======== Task inputs ========

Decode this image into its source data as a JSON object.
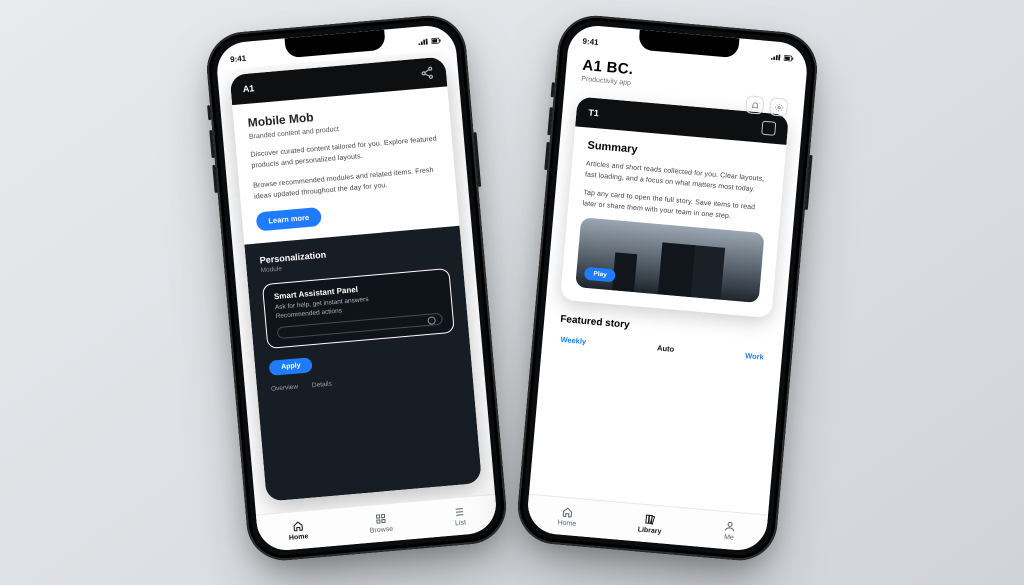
{
  "status": {
    "time": "9:41"
  },
  "left": {
    "cardHead": "A1",
    "title": "Mobile Mob",
    "subtitle": "Branded content and product",
    "para1": "Discover curated content tailored for you. Explore featured products and personalized layouts.",
    "para2": "Browse recommended modules and related items. Fresh ideas updated throughout the day for you.",
    "cta": "Learn more",
    "darkTitle": "Personalization",
    "darkSub": "Module",
    "hlTitle": "Smart Assistant Panel",
    "hlLine": "Ask for help, get instant answers",
    "hlMeta": "Recommended actions",
    "footA": "Overview",
    "footB": "Details",
    "darkBtn": "Apply",
    "tabs": [
      "Home",
      "Browse",
      "List"
    ]
  },
  "right": {
    "brand": "A1 BC.",
    "tagline": "Productivity app",
    "cardHead": "T1",
    "section": "Summary",
    "para1": "Articles and short reads collected for you. Clear layouts, fast loading, and a focus on what matters most today.",
    "para2": "Tap any card to open the full story. Save items to read later or share them with your team in one step.",
    "mediaChip": "Play",
    "section2": "Featured story",
    "tabs": [
      "Weekly",
      "Auto",
      "Work"
    ],
    "bottom": [
      "Home",
      "Library",
      "Me"
    ]
  }
}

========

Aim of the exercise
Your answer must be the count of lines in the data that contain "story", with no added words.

Response for this exercise
2